■ PROBLEM TO SOLVE ■
Filter the entries below, keeping only lines with "badge".

■ RECORDS PROVIDED ■
---
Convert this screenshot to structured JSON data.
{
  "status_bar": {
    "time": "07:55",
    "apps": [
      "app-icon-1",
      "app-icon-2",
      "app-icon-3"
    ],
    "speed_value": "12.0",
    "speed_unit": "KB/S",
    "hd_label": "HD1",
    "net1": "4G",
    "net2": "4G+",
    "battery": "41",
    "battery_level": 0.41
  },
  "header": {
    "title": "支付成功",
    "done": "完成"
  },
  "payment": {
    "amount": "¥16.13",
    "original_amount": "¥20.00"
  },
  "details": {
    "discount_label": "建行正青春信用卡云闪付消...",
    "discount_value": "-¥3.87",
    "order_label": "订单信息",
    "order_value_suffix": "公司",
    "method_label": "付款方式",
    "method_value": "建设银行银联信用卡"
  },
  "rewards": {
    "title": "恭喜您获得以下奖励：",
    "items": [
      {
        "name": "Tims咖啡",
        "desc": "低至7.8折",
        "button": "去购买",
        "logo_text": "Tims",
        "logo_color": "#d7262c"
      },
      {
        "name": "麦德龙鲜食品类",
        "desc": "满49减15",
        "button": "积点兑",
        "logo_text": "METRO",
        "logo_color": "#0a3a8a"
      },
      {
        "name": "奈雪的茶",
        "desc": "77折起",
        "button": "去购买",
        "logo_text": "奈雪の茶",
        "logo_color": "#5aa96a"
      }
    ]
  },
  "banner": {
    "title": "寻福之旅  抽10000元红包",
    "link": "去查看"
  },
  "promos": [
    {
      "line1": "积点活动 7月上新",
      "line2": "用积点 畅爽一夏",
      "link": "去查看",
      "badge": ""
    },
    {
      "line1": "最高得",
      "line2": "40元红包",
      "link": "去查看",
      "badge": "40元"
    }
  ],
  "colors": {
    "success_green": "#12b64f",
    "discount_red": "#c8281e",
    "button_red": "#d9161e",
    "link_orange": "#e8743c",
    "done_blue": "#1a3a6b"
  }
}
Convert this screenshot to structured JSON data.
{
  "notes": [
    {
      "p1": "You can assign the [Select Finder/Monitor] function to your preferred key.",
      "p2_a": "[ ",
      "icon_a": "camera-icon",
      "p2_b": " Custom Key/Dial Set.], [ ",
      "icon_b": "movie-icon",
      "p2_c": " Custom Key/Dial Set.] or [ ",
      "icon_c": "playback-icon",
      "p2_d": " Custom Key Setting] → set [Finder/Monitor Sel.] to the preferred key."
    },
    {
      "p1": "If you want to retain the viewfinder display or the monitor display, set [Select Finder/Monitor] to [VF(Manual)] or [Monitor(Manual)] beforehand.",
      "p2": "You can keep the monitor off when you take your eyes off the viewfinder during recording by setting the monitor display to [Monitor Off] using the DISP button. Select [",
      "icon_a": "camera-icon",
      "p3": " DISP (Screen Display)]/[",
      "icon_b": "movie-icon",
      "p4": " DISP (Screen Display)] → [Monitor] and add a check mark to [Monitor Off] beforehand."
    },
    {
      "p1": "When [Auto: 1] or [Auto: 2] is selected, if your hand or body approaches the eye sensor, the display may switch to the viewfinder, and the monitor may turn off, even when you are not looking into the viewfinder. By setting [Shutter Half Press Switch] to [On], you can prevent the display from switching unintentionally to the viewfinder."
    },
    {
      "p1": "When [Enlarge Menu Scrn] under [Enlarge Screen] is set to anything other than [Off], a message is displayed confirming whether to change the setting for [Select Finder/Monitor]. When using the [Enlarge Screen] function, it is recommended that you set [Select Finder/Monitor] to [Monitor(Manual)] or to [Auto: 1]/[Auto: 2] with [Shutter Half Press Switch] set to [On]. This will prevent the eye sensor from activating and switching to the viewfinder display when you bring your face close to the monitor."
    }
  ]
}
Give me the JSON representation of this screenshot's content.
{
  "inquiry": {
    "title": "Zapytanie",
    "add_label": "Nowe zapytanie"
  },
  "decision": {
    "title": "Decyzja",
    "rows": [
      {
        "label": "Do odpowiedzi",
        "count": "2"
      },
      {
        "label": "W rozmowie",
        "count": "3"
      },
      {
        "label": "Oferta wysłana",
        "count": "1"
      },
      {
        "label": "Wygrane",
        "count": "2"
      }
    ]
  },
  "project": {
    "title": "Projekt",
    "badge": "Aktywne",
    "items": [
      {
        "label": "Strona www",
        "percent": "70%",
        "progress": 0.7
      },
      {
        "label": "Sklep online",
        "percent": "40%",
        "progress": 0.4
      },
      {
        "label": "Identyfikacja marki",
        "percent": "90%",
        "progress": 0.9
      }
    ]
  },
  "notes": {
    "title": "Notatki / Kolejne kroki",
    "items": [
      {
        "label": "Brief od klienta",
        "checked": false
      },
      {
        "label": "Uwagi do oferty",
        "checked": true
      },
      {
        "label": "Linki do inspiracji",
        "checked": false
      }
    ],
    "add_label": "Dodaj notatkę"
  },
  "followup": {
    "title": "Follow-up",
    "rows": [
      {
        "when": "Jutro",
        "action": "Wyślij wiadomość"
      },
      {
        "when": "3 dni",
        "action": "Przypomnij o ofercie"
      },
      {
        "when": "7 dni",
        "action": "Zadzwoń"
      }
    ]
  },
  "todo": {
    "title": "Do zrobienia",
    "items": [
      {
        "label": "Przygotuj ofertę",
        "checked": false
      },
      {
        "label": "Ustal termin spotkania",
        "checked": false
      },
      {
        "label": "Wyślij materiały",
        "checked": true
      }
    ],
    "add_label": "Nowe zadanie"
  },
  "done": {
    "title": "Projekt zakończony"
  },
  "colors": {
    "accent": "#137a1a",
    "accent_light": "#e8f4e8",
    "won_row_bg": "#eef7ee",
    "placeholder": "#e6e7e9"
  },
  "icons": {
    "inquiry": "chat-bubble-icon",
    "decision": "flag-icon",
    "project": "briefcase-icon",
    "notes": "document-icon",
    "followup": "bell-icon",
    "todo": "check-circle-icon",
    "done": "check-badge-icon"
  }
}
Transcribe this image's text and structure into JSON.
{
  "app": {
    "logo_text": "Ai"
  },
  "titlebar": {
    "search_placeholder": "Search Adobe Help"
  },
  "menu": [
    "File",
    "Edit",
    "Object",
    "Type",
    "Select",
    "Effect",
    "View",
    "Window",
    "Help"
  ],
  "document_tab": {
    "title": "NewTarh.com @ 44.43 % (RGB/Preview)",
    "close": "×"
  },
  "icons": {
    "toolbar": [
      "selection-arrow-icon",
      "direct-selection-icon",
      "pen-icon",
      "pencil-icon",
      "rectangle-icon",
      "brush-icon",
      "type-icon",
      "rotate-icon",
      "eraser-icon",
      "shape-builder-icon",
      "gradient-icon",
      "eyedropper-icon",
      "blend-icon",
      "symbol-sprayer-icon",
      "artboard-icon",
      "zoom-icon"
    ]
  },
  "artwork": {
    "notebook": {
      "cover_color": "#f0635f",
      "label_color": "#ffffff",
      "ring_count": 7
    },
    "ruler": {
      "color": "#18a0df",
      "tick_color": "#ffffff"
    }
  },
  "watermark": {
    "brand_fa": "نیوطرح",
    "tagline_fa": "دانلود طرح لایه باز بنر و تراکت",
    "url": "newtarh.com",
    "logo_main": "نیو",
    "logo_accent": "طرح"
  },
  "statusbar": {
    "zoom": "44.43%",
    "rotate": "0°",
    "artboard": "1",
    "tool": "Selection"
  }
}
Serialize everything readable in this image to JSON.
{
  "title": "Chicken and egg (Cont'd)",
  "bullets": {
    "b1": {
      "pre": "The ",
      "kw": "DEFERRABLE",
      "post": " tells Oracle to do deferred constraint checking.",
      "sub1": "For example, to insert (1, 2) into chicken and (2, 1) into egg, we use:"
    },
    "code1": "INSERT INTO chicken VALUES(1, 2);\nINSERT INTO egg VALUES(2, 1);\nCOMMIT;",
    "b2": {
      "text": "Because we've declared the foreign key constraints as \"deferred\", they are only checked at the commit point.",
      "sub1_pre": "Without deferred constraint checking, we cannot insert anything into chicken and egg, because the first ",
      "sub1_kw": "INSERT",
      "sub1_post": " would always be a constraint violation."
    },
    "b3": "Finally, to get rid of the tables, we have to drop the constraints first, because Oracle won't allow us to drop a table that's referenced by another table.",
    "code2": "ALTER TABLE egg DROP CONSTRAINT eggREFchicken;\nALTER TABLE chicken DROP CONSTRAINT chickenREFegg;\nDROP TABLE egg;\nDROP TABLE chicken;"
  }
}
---
■ FINAL ANSWER ■
      "badge": ""
      "badge": "40元"
    "badge": "Aktywne",
    "done": "check-badge-icon"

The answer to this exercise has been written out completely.